The U.S. Supreme Court on Monday agreed to hear another major policy dispute between the Obama administration and conservative states, putting a review of Arizona's immigration enforcement statute on the spring docket with a challenge to the constitutionality of the president's health care reform legislation.

The takeaway from the high court's decision to quickly consider cases that would have affected the 2012 elections regardless: Justices are paying close attention to issues of national significance and understand the importance of clarifying them as quickly as possible.

Arizona's Support Our Law Enforcement and Safe Neighborhoods Act -- more commonly known as SB 1070 -- was approved last year with two especially controversial provisions. The first requires immigrants to carry documentation of their status (something already required of foreign nationals under federal law). The second gives local and state police the authority to ask people about their immigration status in the course of actions such as traffic stops or calls to domestic disturbances, as well as the power to arrest anyone they suspect of being in the United States illegally.

Shortly after the law's enactment, a federal judge blocked those and other parts of the law at the request of the Obama administration, agreeing that immigration enforcement is an exclusively federal function. The Supreme Court will review that partial injunction and the lower-court decisions that upheld it.

That injunction did nothing to halt a wave of copycat legislation in other states, most notably Alabama, South Carolina and Utah. That's because the federal government, while demanding full responsibility for immigration enforcement, is largely abdicating that job and imposing the fiscal and social costs of its nonfeasance on the states.

Can states step into this void to limit their costs? In May, the high court answered "yes," albeit in a limited context. Justices upheld another Arizona statute, one that allows the revocation of a business license if an employer doesn't verify the immigration status of workers and hires people in the country illegally. Already, many local governments -- including Las Vegas -- work in conjunction with federal agencies to check the immigration status of suspects arrested on suspicion of other crimes.

The issue is not going away, especially in a hobbled economy. Clarification from the Supreme Court on the extent of federal authority in immigration enforcement could compel states to act where Washington won't, or to end their own legislative efforts and agitate Congress for a reasonable remedy.
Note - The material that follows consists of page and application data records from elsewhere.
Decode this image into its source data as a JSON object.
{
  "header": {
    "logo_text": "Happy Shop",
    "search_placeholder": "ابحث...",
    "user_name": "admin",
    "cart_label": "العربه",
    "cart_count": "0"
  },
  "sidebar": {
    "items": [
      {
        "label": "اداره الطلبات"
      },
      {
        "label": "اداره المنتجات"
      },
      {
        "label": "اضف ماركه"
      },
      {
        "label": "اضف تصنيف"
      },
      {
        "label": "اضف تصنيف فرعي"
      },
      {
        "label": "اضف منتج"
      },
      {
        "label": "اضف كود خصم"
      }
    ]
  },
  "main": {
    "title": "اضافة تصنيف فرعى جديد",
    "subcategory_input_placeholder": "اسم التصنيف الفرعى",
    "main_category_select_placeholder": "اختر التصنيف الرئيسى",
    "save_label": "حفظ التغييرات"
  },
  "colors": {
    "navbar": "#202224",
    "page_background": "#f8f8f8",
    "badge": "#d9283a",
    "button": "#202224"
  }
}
As with its coming ruling on ObamaCare, the high court's decision on SB 1070 will go a long way toward determining the reach of the federal government and the freedom of the states. The country needs the clarity, and justices seem inclined to provide it.